EXERCISE BRIEF: Copy all lines in the material holding the string "MCGURK".

DATA FOR ANALYSIS:
Content starts

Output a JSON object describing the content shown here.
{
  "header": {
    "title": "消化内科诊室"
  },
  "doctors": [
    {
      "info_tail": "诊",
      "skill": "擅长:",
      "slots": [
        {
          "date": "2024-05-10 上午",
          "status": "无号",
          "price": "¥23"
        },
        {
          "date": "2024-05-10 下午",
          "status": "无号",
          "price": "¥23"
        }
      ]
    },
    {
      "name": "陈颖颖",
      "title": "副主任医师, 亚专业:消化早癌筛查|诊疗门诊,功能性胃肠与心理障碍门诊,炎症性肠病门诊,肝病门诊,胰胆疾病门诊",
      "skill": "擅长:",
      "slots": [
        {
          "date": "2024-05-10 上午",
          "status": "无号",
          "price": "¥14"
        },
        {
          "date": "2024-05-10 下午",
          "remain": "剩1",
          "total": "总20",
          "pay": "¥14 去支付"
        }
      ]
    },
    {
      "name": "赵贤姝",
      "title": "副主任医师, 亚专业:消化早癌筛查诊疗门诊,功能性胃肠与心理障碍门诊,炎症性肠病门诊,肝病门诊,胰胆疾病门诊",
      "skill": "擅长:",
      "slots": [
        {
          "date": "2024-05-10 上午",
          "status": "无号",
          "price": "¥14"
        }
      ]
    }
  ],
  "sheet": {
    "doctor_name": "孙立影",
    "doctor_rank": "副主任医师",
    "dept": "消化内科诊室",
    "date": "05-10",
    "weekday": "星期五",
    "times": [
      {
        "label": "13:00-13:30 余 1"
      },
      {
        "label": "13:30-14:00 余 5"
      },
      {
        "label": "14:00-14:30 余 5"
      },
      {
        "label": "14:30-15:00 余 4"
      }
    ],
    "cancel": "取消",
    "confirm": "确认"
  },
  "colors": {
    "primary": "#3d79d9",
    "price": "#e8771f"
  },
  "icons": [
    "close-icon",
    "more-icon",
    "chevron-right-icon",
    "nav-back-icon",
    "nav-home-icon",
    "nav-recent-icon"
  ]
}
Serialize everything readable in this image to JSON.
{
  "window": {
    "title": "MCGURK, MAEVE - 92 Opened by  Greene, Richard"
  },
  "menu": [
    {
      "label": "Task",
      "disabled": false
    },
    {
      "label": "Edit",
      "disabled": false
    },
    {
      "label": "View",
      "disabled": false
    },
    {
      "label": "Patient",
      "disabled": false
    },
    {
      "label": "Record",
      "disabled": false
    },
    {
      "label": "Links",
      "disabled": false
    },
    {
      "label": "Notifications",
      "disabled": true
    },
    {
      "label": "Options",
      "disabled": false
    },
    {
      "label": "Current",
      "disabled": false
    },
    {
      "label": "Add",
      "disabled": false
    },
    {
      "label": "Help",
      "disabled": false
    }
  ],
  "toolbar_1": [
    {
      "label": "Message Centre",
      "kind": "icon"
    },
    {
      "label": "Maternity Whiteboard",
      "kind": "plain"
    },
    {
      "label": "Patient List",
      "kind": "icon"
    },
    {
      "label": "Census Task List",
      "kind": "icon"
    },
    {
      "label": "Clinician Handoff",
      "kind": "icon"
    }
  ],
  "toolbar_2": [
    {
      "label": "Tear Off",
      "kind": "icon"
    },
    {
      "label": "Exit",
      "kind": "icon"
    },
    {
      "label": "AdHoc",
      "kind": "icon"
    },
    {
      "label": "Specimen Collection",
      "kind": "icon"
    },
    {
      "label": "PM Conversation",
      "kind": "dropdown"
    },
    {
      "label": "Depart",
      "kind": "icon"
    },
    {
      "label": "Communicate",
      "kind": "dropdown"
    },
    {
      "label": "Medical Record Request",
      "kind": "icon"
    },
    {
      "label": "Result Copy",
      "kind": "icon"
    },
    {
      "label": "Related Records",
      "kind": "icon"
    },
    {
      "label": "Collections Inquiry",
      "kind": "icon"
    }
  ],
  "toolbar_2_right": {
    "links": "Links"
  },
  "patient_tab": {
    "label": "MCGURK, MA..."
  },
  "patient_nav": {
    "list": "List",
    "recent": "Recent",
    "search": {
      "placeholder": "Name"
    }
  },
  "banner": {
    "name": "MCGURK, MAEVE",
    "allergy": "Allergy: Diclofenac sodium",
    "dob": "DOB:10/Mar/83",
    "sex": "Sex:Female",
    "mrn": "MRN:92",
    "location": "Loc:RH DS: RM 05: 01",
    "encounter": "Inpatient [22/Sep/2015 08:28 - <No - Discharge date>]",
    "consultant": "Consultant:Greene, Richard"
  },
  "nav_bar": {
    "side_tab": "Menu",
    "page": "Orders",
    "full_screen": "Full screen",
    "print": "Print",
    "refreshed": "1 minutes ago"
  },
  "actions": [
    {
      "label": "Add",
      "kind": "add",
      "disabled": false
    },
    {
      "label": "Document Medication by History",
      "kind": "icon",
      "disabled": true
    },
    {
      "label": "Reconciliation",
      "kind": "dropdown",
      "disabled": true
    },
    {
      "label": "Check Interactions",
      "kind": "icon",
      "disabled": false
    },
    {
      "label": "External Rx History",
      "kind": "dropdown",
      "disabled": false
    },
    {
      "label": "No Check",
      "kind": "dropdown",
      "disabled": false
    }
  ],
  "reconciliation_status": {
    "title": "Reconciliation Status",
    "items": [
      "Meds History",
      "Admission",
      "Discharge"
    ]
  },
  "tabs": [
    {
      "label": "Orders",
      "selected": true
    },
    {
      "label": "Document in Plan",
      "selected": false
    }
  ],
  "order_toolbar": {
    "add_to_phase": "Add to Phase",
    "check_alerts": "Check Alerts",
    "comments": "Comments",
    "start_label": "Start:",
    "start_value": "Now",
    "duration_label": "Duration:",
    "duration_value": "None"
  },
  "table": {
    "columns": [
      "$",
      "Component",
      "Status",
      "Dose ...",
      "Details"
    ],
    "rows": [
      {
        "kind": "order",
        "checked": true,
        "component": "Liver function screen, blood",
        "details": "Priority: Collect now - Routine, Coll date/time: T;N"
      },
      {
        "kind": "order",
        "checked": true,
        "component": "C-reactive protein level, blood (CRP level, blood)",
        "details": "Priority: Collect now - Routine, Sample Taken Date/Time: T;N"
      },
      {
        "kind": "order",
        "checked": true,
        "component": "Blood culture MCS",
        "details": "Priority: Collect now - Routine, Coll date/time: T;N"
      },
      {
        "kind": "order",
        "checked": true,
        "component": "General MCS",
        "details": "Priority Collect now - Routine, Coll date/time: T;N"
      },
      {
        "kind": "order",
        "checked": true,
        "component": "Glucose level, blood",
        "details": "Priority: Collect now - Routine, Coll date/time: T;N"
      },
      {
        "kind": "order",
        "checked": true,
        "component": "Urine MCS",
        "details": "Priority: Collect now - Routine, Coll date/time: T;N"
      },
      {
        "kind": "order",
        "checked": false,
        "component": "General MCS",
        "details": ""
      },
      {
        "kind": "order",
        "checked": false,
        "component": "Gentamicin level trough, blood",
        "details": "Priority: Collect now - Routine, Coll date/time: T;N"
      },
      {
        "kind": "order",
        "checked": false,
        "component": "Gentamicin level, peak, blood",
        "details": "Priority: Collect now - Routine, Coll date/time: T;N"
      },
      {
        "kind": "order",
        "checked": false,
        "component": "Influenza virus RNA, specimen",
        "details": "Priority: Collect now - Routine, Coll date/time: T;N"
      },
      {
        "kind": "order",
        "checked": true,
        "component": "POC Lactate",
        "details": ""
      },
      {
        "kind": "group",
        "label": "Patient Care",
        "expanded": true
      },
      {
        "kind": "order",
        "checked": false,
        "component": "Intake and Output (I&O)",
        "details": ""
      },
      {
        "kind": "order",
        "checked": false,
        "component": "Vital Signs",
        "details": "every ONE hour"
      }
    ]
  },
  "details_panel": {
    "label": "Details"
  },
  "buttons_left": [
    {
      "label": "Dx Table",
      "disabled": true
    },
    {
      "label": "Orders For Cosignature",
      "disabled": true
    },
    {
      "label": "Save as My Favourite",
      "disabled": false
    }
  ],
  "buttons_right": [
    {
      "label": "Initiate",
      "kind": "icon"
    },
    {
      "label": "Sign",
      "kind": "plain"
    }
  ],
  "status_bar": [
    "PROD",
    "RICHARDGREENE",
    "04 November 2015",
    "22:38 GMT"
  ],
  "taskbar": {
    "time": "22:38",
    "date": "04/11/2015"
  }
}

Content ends

ANSWER SECTION:
    "title": "MCGURK, MAEVE - 92 Opened by  Greene, Richard"
    "label": "MCGURK, MA..."
    "name": "MCGURK, MAEVE",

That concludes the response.